* What this task involves
Looking at the listing below, work out the number of lines where the string "Type" shows up, and give that number only.

── Task inputs

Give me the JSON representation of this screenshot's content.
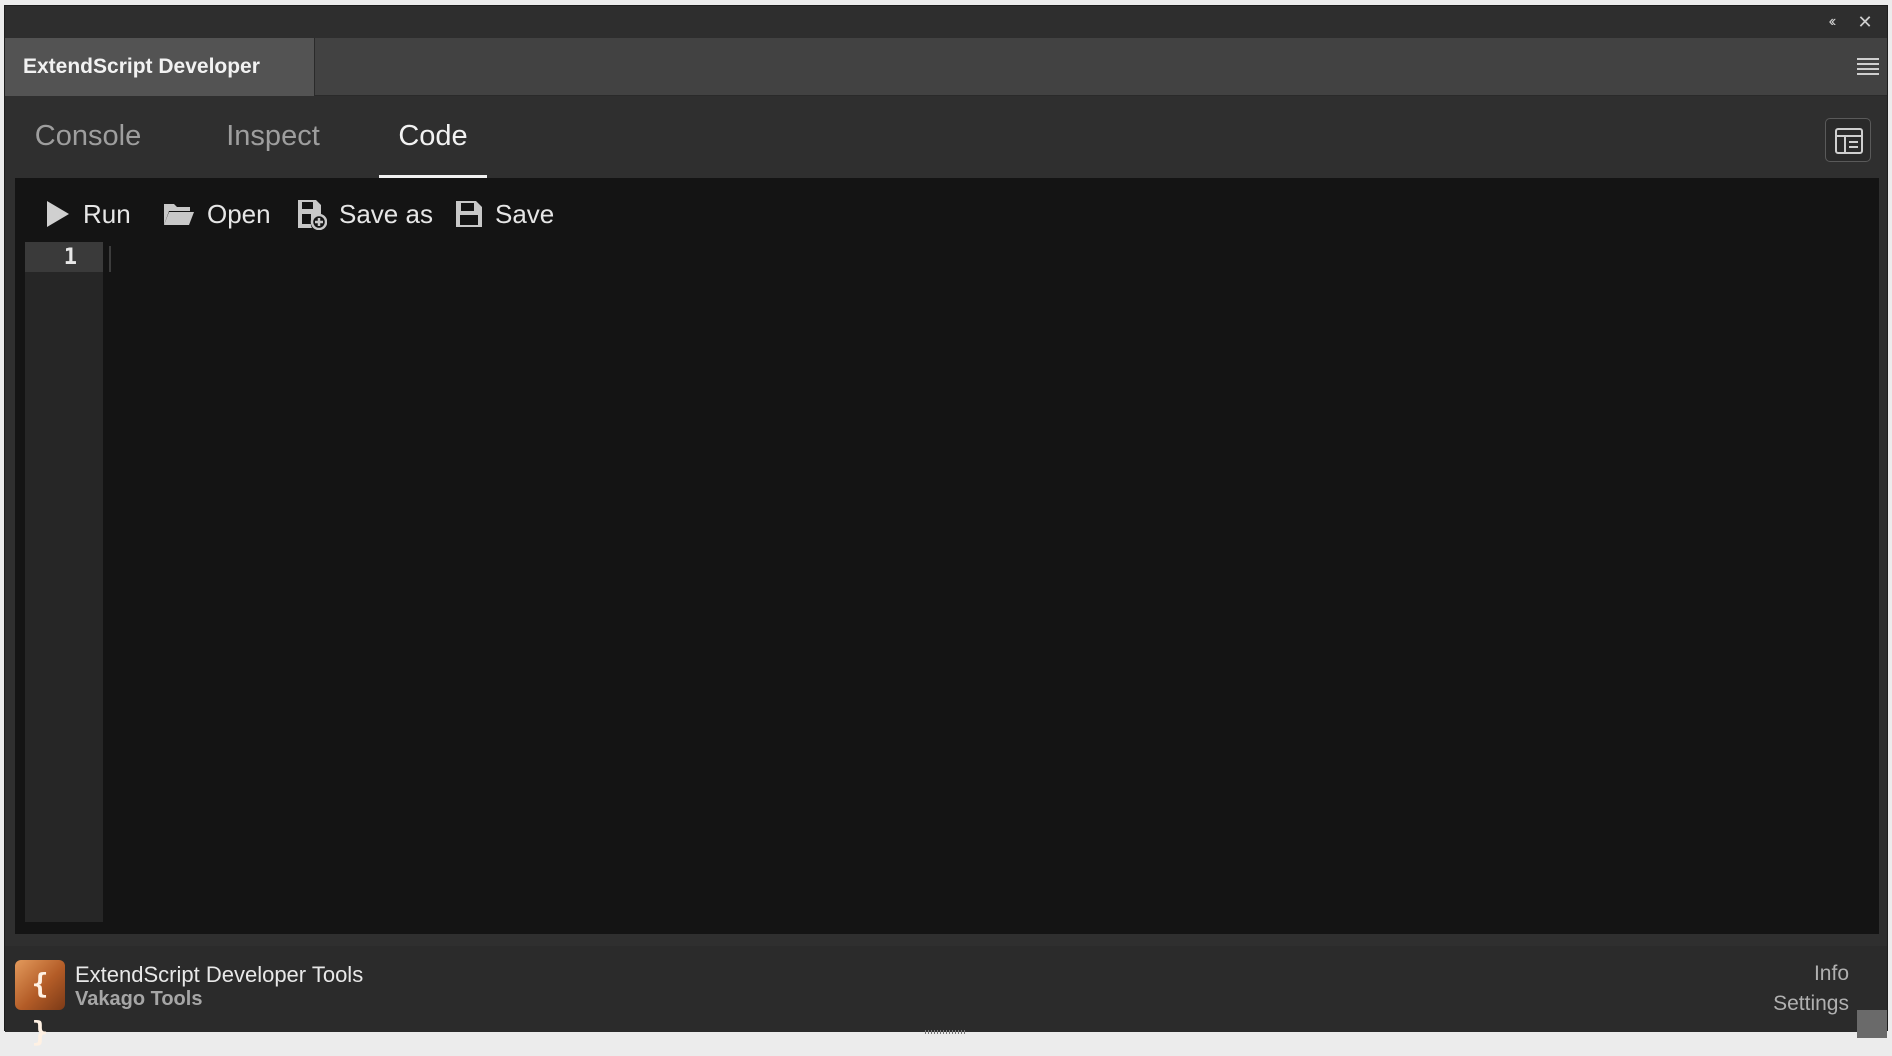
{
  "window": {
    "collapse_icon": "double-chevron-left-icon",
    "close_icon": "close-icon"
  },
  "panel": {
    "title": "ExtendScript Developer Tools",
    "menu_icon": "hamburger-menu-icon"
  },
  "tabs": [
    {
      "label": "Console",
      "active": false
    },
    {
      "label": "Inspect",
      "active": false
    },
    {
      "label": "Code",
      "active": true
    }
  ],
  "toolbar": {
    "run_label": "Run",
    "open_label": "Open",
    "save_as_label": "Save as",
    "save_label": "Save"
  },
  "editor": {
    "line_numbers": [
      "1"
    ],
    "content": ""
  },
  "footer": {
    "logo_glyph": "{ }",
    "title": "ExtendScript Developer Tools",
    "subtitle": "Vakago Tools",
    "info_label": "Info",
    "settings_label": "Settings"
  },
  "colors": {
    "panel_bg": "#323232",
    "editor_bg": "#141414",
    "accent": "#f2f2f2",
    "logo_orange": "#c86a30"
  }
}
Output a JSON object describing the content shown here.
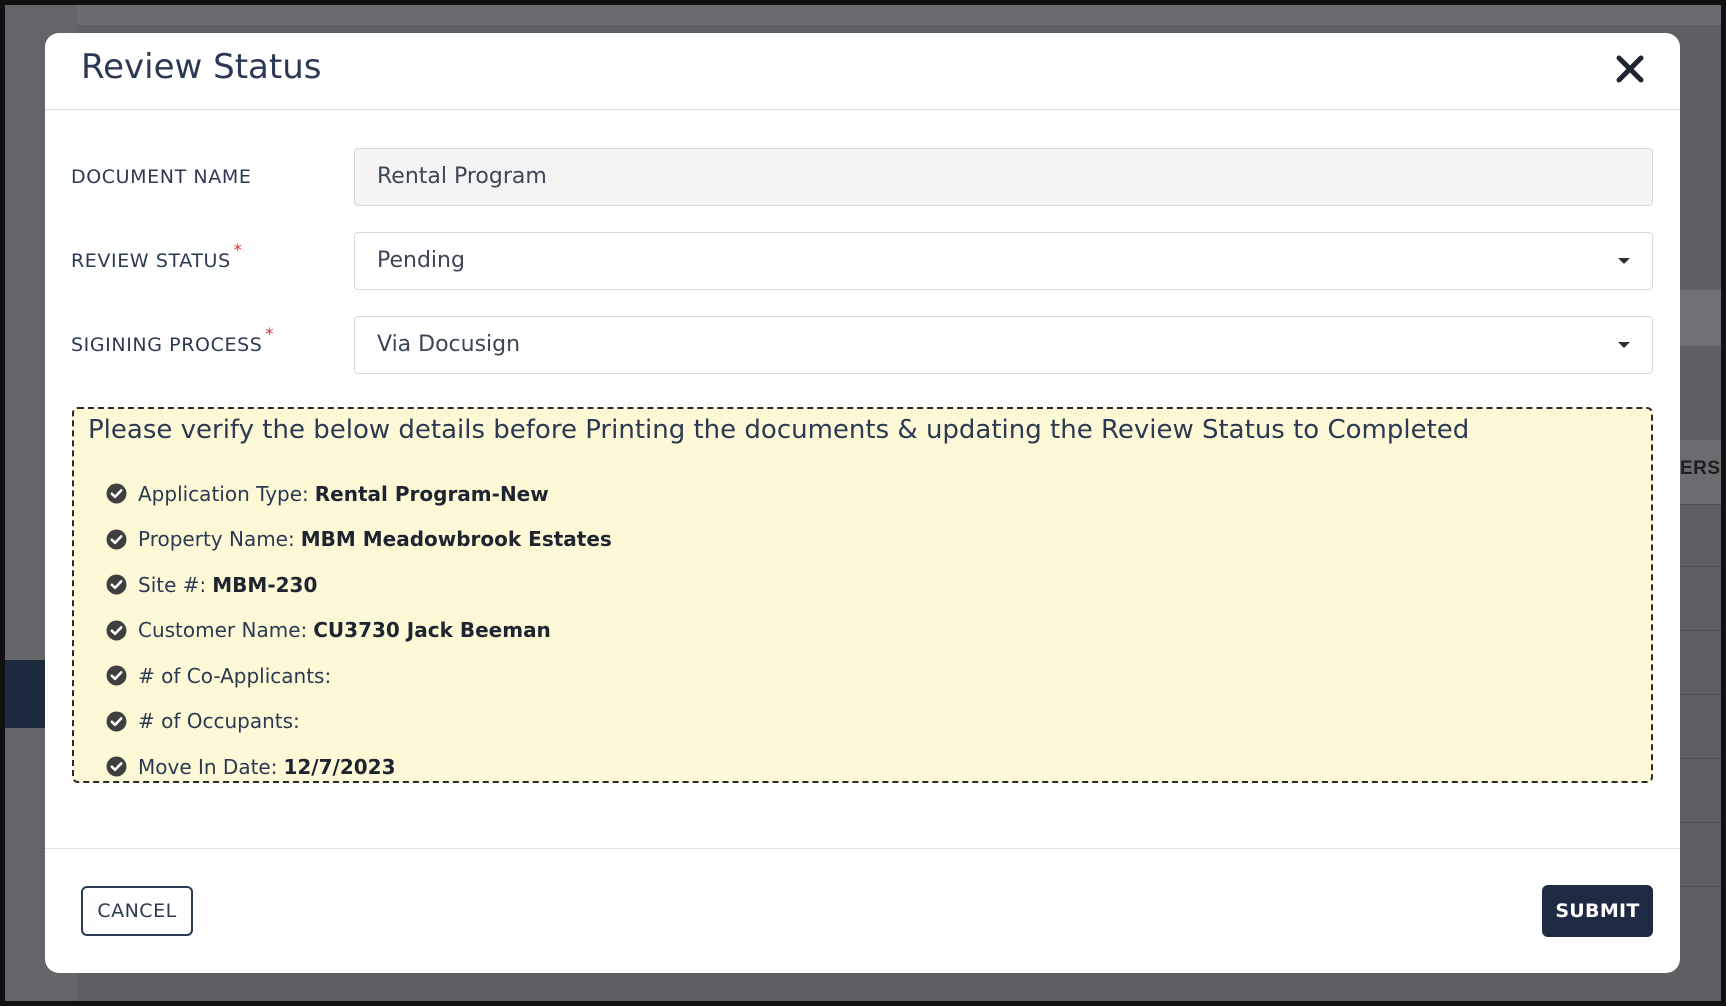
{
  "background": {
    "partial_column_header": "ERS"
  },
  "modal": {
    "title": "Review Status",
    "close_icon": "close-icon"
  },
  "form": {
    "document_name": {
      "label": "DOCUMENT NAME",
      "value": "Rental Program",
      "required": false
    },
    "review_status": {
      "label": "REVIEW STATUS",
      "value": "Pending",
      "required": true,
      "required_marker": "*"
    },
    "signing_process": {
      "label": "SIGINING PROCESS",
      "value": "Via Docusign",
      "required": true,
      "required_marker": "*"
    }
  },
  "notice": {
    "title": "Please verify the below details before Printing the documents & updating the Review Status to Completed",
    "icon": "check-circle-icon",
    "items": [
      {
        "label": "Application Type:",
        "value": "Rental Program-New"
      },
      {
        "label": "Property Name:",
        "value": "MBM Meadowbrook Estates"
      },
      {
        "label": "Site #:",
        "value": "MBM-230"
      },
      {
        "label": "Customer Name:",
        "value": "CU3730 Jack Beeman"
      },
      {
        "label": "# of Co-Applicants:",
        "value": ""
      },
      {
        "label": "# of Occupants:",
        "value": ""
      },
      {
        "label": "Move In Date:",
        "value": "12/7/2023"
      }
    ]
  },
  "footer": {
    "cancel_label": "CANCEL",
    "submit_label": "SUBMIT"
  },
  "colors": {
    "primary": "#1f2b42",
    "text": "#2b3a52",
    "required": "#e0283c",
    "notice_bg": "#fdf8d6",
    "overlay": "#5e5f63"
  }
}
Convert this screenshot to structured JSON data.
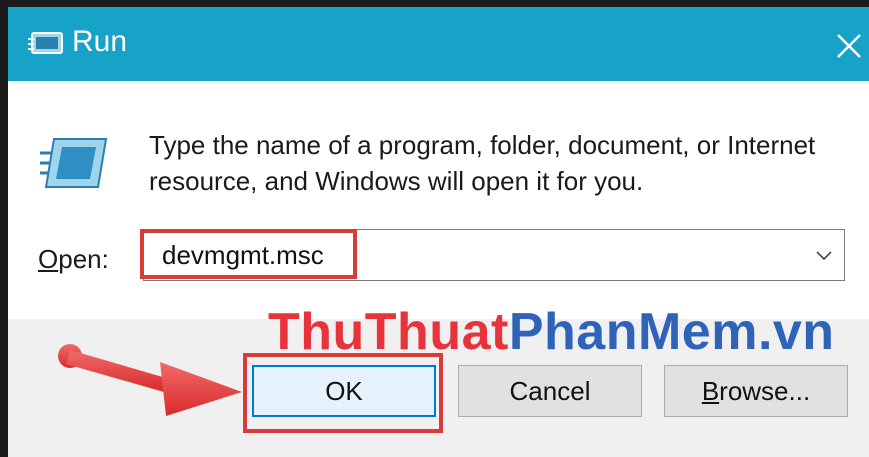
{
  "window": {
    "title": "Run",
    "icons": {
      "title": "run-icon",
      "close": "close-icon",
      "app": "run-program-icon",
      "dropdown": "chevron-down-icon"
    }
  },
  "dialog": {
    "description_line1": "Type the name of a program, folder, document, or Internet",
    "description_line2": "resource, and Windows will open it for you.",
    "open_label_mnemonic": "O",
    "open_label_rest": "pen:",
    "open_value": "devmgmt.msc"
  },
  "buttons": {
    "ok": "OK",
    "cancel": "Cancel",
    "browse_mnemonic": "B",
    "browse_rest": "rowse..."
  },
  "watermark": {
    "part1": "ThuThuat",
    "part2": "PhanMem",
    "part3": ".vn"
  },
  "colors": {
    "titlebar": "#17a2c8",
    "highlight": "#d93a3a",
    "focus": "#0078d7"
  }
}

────

* Solution
2